Task description: Quote, exactly, the line holding "Enumerate this screenshot's" and all lines after it to the end of the records below. Exclude pictures.

━━━━━ Material for this task ━━━━━

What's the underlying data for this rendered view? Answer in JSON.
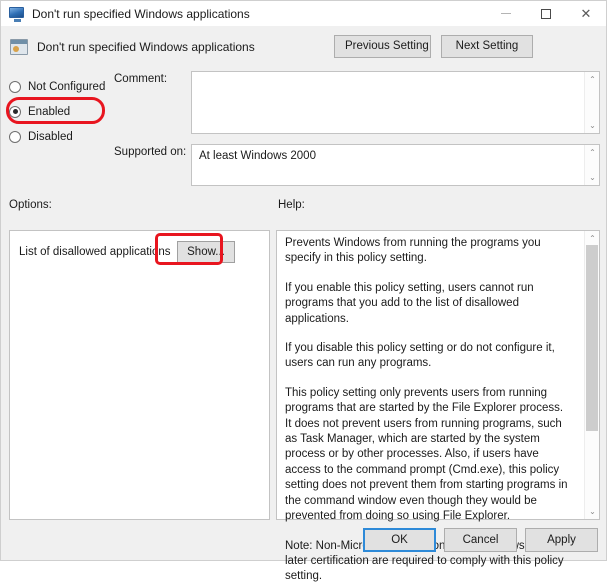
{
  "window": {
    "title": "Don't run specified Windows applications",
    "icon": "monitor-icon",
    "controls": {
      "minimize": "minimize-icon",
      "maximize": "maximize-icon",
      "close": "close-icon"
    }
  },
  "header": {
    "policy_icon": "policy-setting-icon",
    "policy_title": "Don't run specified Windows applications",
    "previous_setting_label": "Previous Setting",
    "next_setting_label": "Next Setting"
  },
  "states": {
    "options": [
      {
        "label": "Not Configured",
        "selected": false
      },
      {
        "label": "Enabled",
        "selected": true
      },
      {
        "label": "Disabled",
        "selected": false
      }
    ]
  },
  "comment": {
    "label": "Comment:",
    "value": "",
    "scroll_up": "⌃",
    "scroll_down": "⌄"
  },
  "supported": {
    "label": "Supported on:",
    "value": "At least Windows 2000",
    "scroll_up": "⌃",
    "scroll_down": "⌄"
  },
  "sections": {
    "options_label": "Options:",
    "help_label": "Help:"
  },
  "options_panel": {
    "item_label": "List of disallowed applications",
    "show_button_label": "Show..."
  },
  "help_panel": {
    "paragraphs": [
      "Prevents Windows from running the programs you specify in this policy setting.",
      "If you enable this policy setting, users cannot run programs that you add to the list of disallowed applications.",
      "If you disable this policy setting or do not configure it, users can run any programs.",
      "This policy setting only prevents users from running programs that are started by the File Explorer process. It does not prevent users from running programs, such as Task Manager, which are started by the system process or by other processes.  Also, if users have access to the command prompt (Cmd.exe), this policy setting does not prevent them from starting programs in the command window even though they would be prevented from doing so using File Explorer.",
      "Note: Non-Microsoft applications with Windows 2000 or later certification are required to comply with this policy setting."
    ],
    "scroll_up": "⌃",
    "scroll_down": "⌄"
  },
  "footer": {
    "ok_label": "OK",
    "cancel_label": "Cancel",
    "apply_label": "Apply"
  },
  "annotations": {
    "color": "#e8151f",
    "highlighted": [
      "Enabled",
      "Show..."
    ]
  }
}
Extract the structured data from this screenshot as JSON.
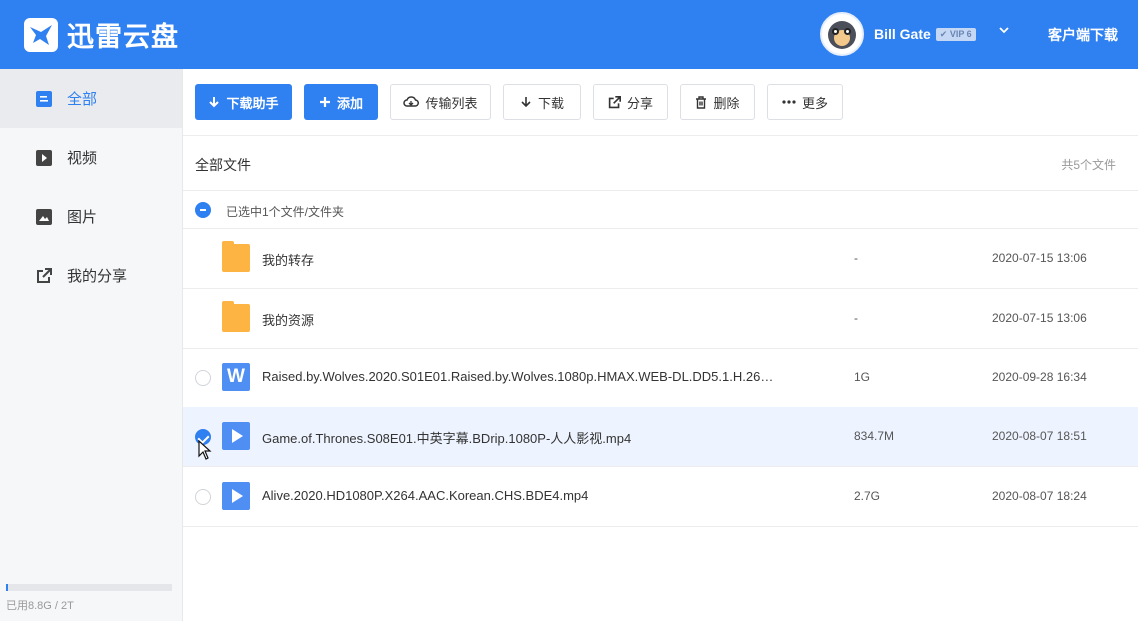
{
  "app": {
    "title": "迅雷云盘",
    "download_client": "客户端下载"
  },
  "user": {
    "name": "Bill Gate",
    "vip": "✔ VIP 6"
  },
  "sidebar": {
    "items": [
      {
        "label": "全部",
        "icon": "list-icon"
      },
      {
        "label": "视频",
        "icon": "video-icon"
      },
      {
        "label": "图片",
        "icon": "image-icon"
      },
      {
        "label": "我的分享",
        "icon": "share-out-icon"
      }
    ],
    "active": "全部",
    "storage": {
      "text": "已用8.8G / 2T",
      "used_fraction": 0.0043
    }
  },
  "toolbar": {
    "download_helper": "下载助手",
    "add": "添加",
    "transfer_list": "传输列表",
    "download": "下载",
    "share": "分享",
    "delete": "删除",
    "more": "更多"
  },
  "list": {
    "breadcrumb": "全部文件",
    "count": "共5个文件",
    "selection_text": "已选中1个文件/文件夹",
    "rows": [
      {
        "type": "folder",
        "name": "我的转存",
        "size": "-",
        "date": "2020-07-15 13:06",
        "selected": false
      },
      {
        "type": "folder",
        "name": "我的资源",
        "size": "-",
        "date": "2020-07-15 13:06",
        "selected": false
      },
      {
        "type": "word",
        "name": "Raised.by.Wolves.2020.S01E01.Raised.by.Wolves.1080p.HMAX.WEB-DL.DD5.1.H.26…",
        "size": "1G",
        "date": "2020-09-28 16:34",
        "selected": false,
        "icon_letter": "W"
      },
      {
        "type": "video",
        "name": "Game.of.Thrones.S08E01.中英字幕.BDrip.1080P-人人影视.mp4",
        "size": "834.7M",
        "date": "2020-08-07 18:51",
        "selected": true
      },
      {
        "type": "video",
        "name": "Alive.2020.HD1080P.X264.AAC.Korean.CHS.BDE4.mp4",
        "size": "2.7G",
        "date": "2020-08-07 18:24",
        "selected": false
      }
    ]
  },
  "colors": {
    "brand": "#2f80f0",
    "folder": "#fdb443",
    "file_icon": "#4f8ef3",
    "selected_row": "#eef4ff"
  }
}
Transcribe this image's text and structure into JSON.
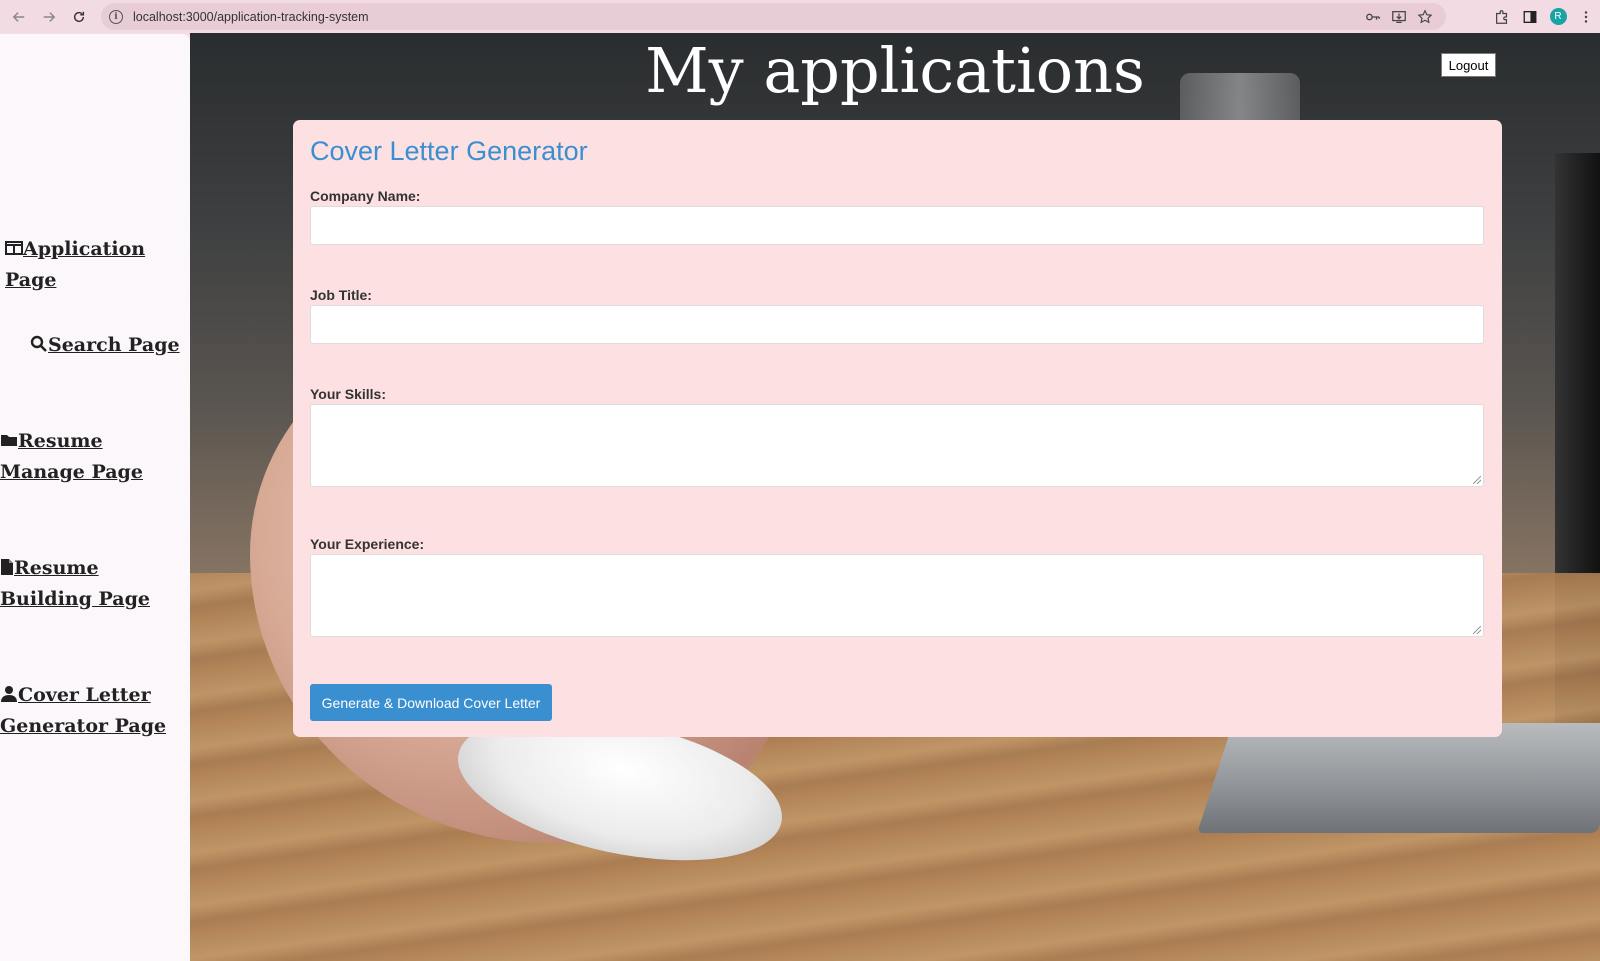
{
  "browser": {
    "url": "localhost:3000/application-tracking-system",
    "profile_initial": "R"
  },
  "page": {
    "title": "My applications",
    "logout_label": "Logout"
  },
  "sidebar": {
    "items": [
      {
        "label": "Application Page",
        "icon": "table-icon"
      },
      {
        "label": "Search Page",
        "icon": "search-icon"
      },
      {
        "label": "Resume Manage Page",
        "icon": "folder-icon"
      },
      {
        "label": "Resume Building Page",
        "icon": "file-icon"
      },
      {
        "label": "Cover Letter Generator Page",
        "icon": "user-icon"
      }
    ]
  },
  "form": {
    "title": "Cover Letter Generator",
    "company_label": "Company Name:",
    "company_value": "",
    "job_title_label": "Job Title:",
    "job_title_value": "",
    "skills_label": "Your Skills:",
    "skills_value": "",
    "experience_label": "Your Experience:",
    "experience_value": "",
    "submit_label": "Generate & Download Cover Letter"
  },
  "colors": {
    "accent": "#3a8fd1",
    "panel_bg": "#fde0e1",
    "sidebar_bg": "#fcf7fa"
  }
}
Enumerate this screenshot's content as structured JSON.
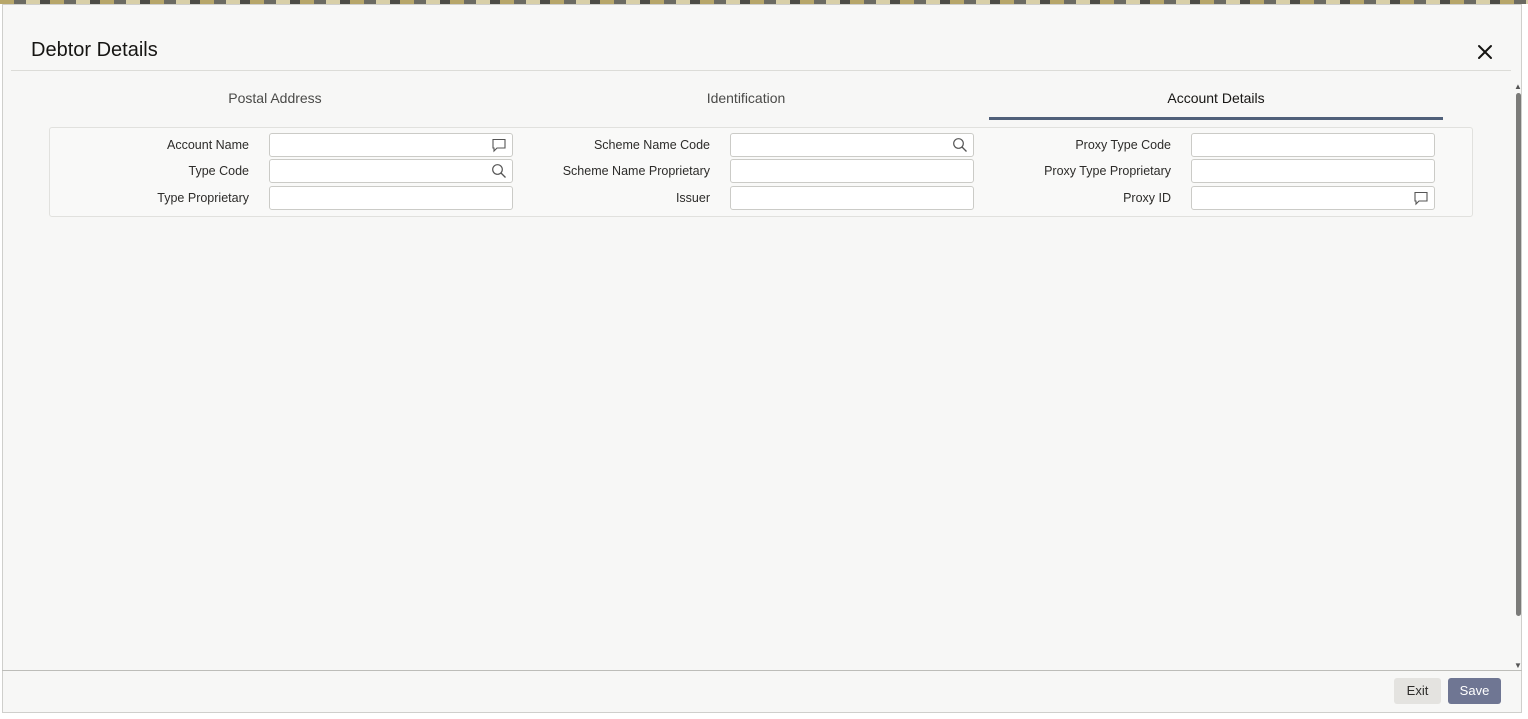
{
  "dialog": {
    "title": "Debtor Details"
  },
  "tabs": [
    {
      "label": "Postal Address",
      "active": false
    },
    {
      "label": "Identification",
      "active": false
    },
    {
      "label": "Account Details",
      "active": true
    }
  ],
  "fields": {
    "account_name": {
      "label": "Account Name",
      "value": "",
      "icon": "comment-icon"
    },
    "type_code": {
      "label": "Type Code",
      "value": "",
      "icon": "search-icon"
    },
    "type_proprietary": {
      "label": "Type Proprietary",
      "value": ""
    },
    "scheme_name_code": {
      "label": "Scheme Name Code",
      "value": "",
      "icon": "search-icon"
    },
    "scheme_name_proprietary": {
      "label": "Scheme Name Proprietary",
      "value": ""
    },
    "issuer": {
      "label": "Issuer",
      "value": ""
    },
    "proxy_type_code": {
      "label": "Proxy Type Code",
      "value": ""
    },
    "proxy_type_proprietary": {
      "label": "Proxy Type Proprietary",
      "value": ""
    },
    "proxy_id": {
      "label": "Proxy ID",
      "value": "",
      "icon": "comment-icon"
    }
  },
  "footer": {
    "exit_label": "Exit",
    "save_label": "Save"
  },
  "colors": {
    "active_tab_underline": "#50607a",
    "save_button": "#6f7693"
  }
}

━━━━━

Exercise solution:
Enumerate this screenshot's content as structured JSON.
{
  "dialog": {
    "title": "Debtor Details"
  },
  "tabs": [
    {
      "label": "Postal Address",
      "active": false
    },
    {
      "label": "Identification",
      "active": false
    },
    {
      "label": "Account Details",
      "active": true
    }
  ],
  "fields": {
    "account_name": {
      "label": "Account Name",
      "value": "",
      "icon": "comment-icon"
    },
    "type_code": {
      "label": "Type Code",
      "value": "",
      "icon": "search-icon"
    },
    "type_proprietary": {
      "label": "Type Proprietary",
      "value": ""
    },
    "scheme_name_code": {
      "label": "Scheme Name Code",
      "value": "",
      "icon": "search-icon"
    },
    "scheme_name_proprietary": {
      "label": "Scheme Name Proprietary",
      "value": ""
    },
    "issuer": {
      "label": "Issuer",
      "value": ""
    },
    "proxy_type_code": {
      "label": "Proxy Type Code",
      "value": ""
    },
    "proxy_type_proprietary": {
      "label": "Proxy Type Proprietary",
      "value": ""
    },
    "proxy_id": {
      "label": "Proxy ID",
      "value": "",
      "icon": "comment-icon"
    }
  },
  "footer": {
    "exit_label": "Exit",
    "save_label": "Save"
  },
  "colors": {
    "active_tab_underline": "#50607a",
    "save_button": "#6f7693"
  }
}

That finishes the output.